Defining the danger zone: critical snow properties for predator–prey interactions
December 23, 2023
Snowpack dynamics have a major influence on wildlife movement ecology and predator–prey interactions. Specific snow properties such as density, hardness, and depth determine how much an animal sinks into the snowpack, which in turn drives both the energetic cost of locomotion and predation risk. Here, we quantified the relationships between five field-measured snow variables and snow track sink depths for widely distributed predators (bobcats Lynx rufus, cougars Puma concolor, coyotes Canis latrans, wolves C. lupus) and sympatric ungulate prey (caribou Rangifer tarandus, white-tailed deer Odocoileus virginianus, mule deer O. hemionus, and moose Alces alces) in interior Alaska and northern Washington, USA. We first used generalized additive models to identify which snow metrics best predicted sink depths for each species and across all species. Next, we used breakpoint regression to identify thresholds of support for the best-performing predictor of sink depth for each species (i.e. values wherein tracks do not sink appreciably deeper into the snow). Finally, we identified ‘danger zones,’ wherein snow impedes the mobility of ungulates more than carnivores, by comparing sink depths relative to hind leg lengths among predator–prey pairs. Near-surface (0–20 cm) snow density was the strongest predictor of sink depth across species. Thresholds of support occurred at near-surface snow densities between 220–310 kg m–3 for predators and 300–410 kg m–3 for prey, and danger zones peaked at intermediate snow densities (200–300 kg m–3) for eight of the ten predator–prey pairs. These results can be used to link predator–prey relationships with spatially explicit snow modeling outputs and projected future changes in snow density. As climate change rapidly reshapes snowpack dynamics, these danger zones provide a useful framework to anticipate likely winners and losers of future winter conditions.
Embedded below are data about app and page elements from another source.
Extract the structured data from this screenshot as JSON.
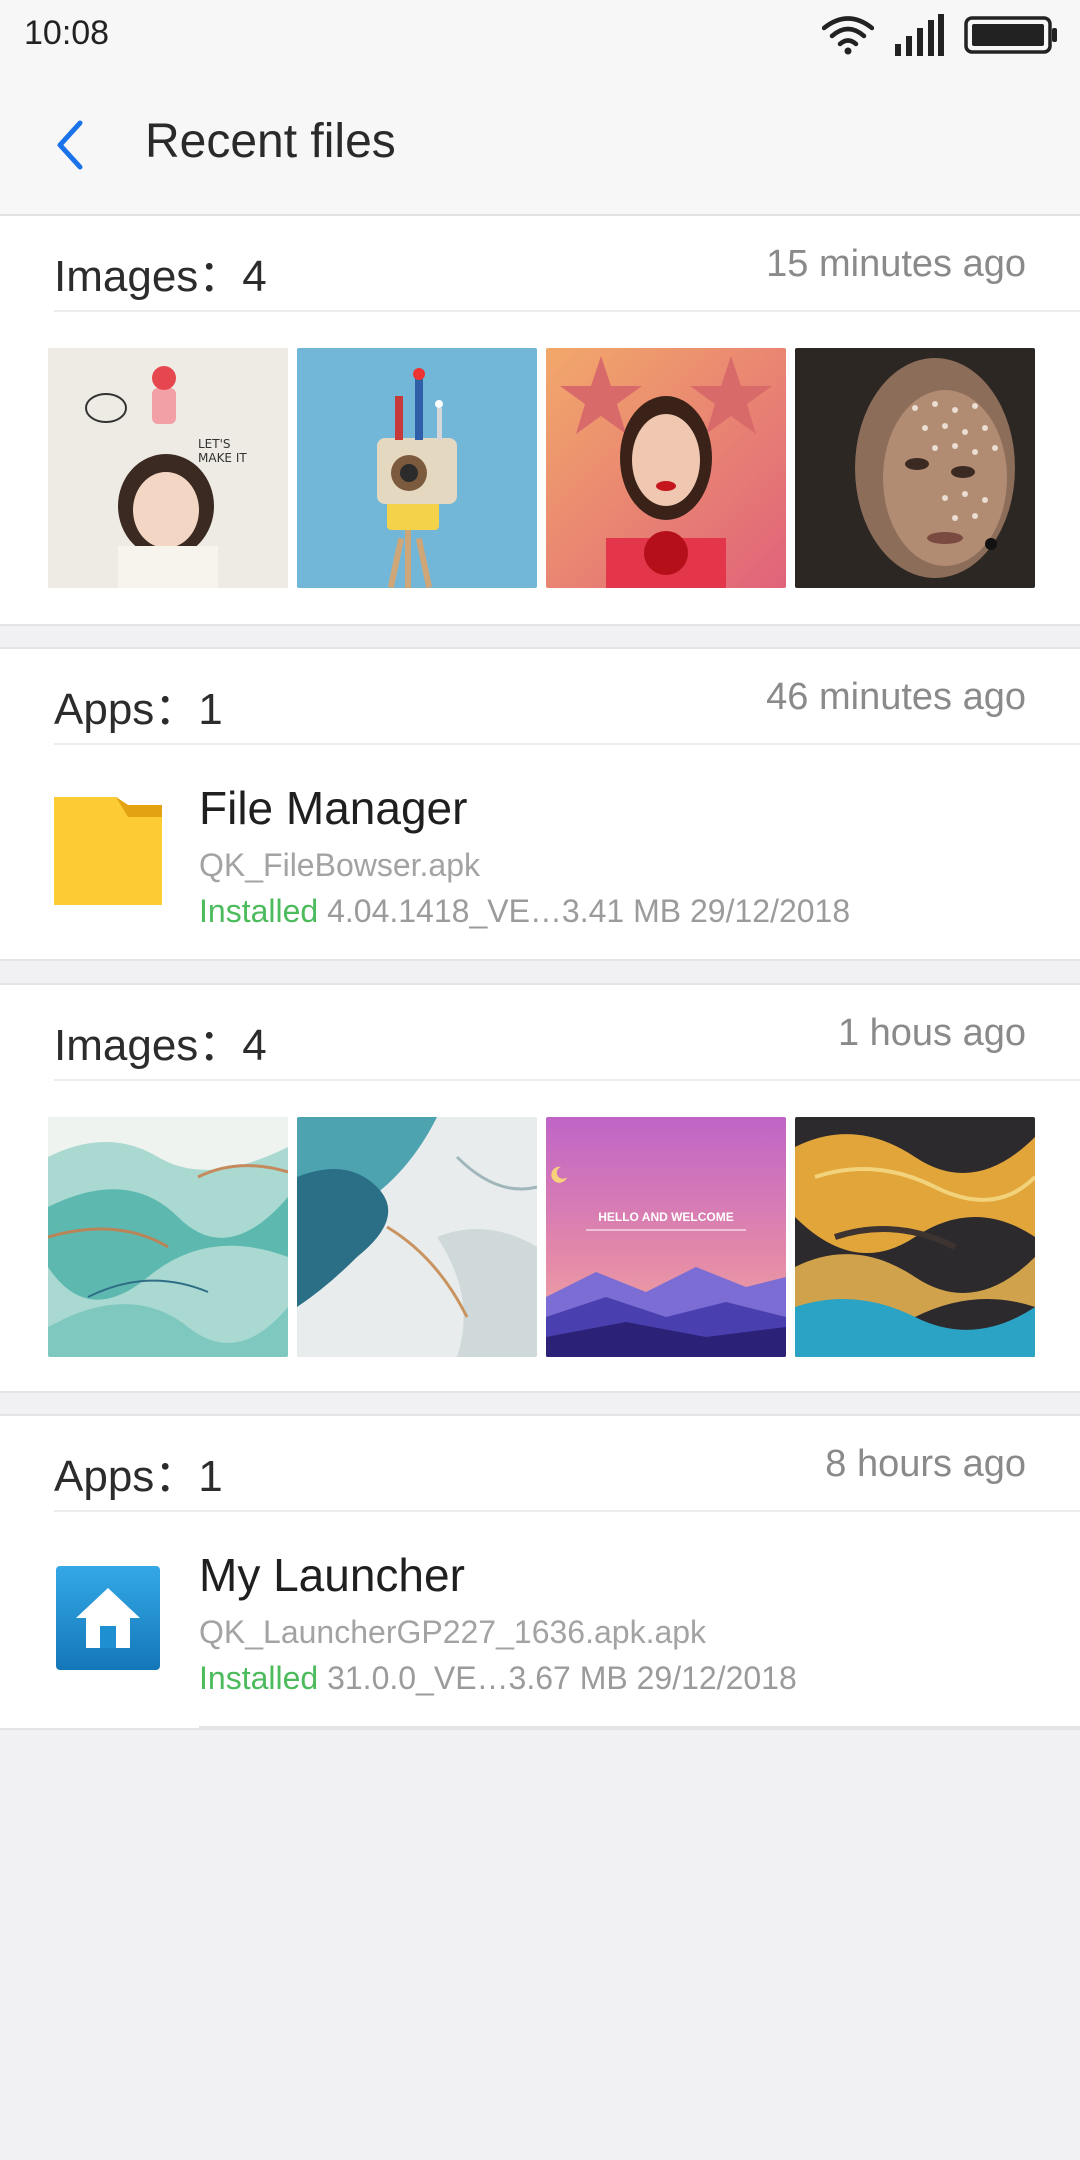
{
  "status_bar": {
    "time": "10:08"
  },
  "header": {
    "title": "Recent files"
  },
  "sections": [
    {
      "kind": "images",
      "title": "Images：4",
      "time": "15 minutes ago",
      "thumbs": [
        {
          "text": "",
          "alt": "girl with cake illustration"
        },
        {
          "text": "",
          "alt": "retro camera toy"
        },
        {
          "text": "",
          "alt": "portrait with star headband"
        },
        {
          "text": "",
          "alt": "face with light dots"
        }
      ]
    },
    {
      "kind": "app",
      "title": "Apps：1",
      "time": "46 minutes ago",
      "app": {
        "name": "File Manager",
        "file": "QK_FileBowser.apk",
        "status": "Installed",
        "details": "4.04.1418_VE…3.41 MB 29/12/2018",
        "icon": "folder-icon"
      }
    },
    {
      "kind": "images",
      "title": "Images：4",
      "time": "1 hous ago",
      "thumbs": [
        {
          "text": "",
          "alt": "teal marble"
        },
        {
          "text": "",
          "alt": "blue marble"
        },
        {
          "text": "HELLO AND WELCOME",
          "alt": "purple mountains wallpaper"
        },
        {
          "text": "",
          "alt": "gold and blue marble"
        }
      ]
    },
    {
      "kind": "app",
      "title": "Apps：1",
      "time": "8 hours ago",
      "app": {
        "name": "My Launcher",
        "file": "QK_LauncherGP227_1636.apk.apk",
        "status": "Installed",
        "details": "31.0.0_VE…3.67 MB 29/12/2018",
        "icon": "home-icon"
      }
    }
  ],
  "colors": {
    "accent": "#1a73e8",
    "installed": "#4cbb5c",
    "folder": "#fdcb33",
    "launcher": "#1e8fd0"
  }
}
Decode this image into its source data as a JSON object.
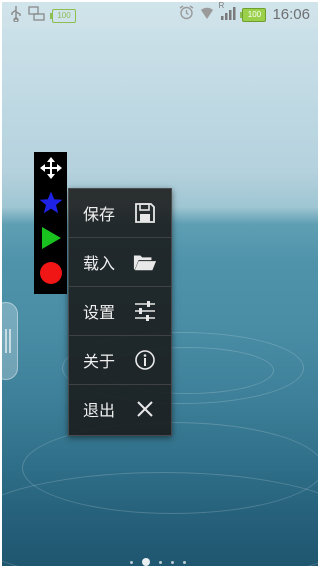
{
  "status_bar": {
    "time": "16:06",
    "battery_left": "100",
    "battery_right": "100",
    "signal_label": "R"
  },
  "toolbar": {
    "items": [
      {
        "icon": "move-arrows-icon",
        "color": "#ffffff"
      },
      {
        "icon": "star-icon",
        "color": "#1e22e6"
      },
      {
        "icon": "play-icon",
        "color": "#19c21f"
      },
      {
        "icon": "record-dot-icon",
        "color": "#f01616"
      }
    ]
  },
  "menu": {
    "items": [
      {
        "label": "保存",
        "icon": "save-icon"
      },
      {
        "label": "载入",
        "icon": "folder-open-icon"
      },
      {
        "label": "设置",
        "icon": "sliders-icon"
      },
      {
        "label": "关于",
        "icon": "info-icon"
      },
      {
        "label": "退出",
        "icon": "close-icon"
      }
    ]
  },
  "page_indicator": {
    "count": 5,
    "active_index": 1
  }
}
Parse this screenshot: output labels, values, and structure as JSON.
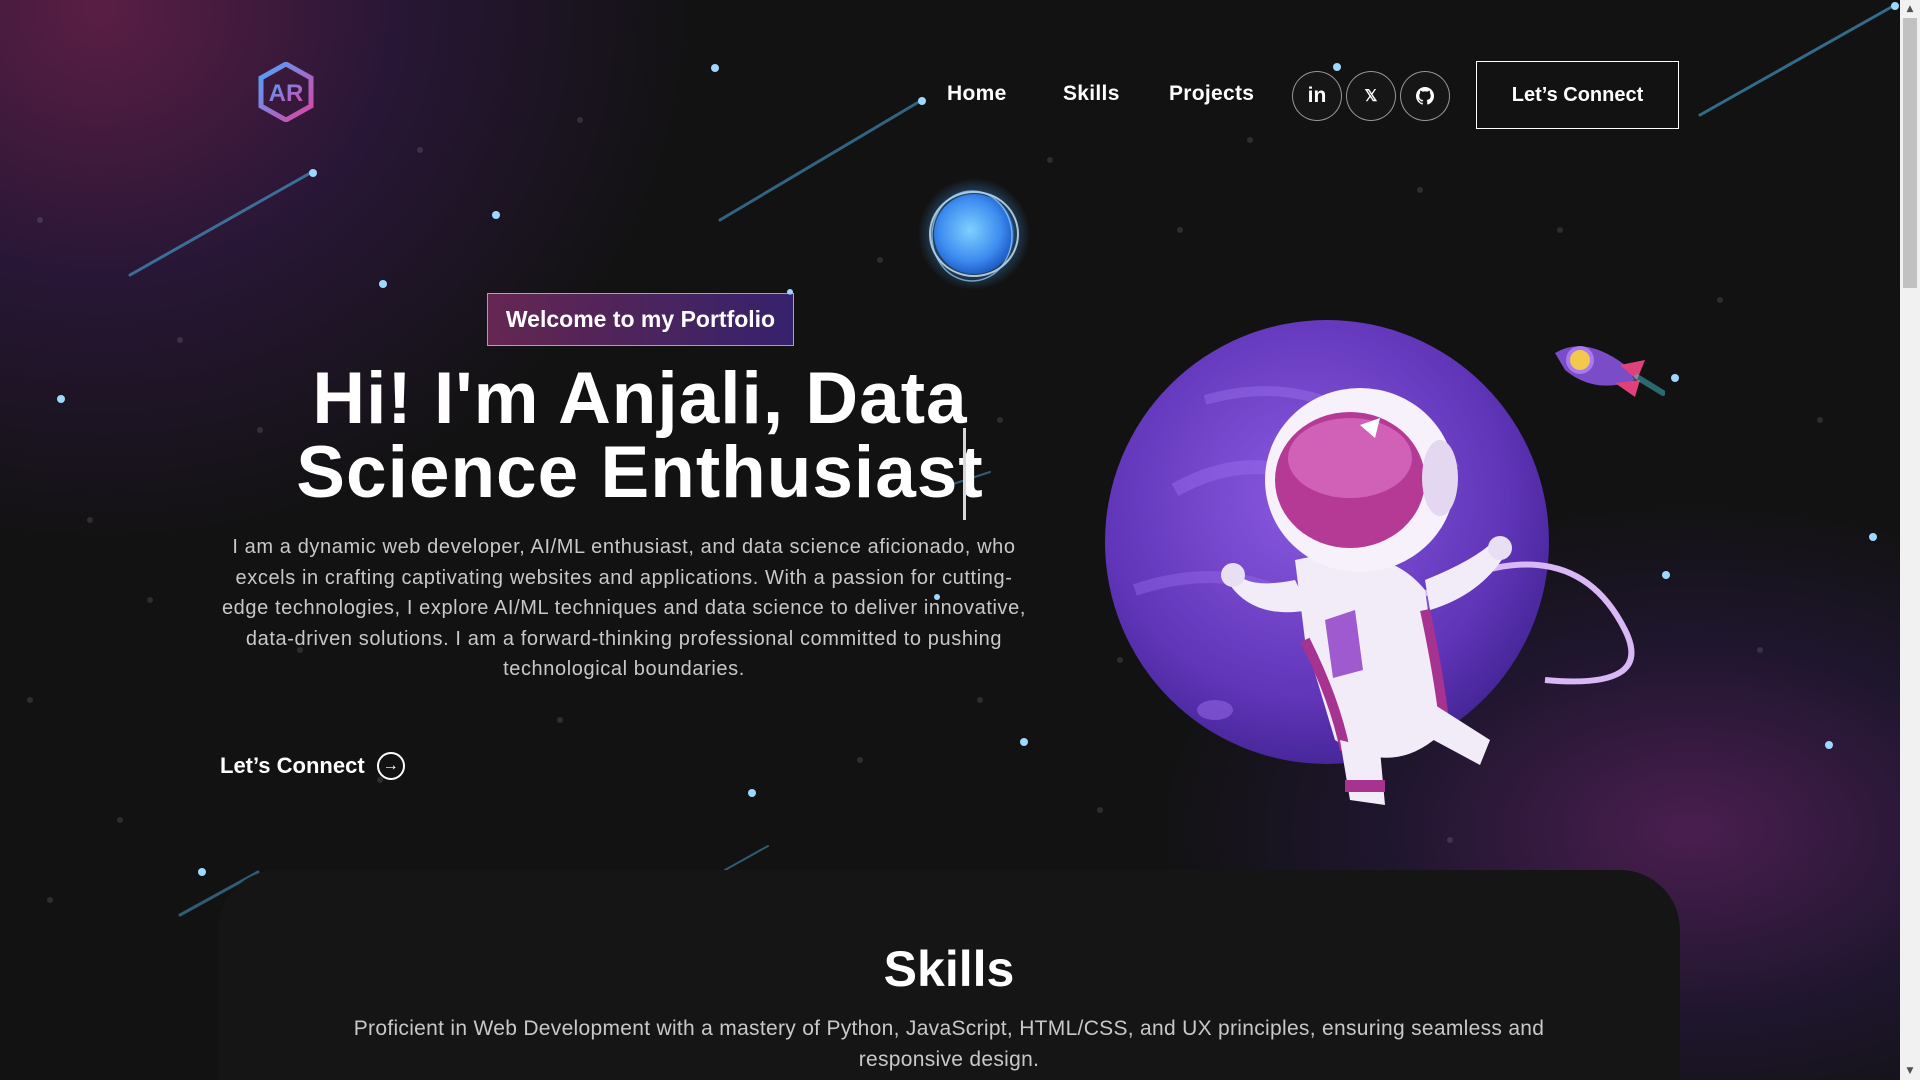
{
  "nav": {
    "links": [
      "Home",
      "Skills",
      "Projects"
    ],
    "social": [
      {
        "name": "linkedin",
        "glyph": "in"
      },
      {
        "name": "x",
        "glyph": "𝕏"
      },
      {
        "name": "github",
        "glyph": "⬤"
      }
    ],
    "connect_label": "Let’s Connect"
  },
  "logo_text": "AR",
  "hero": {
    "tagline": "Welcome to my Portfolio",
    "headline_line1": "Hi! I'm Anjali, Data",
    "headline_line2": "Science Enthusiast",
    "intro": "I am a dynamic web developer, AI/ML enthusiast, and data science aficionado, who excels in crafting captivating websites and applications. With a passion for cutting-edge technologies, I explore AI/ML techniques and data science to deliver innovative, data-driven solutions. I am a forward-thinking professional committed to pushing technological boundaries.",
    "cta_label": "Let’s Connect"
  },
  "skills": {
    "title": "Skills",
    "description": "Proficient in Web Development with a mastery of Python, JavaScript, HTML/CSS, and UX principles, ensuring seamless and responsive design."
  },
  "colors": {
    "background": "#121212",
    "accent_pink": "#aa367c",
    "accent_purple": "#4a2fbd",
    "planet": "#6b3fc0",
    "orb": "#4aa8ff"
  }
}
Author(s): Benjamin K. Sullender, Calum X. Cunningham, Jessica D. Lundquist, and Laura R. Prugh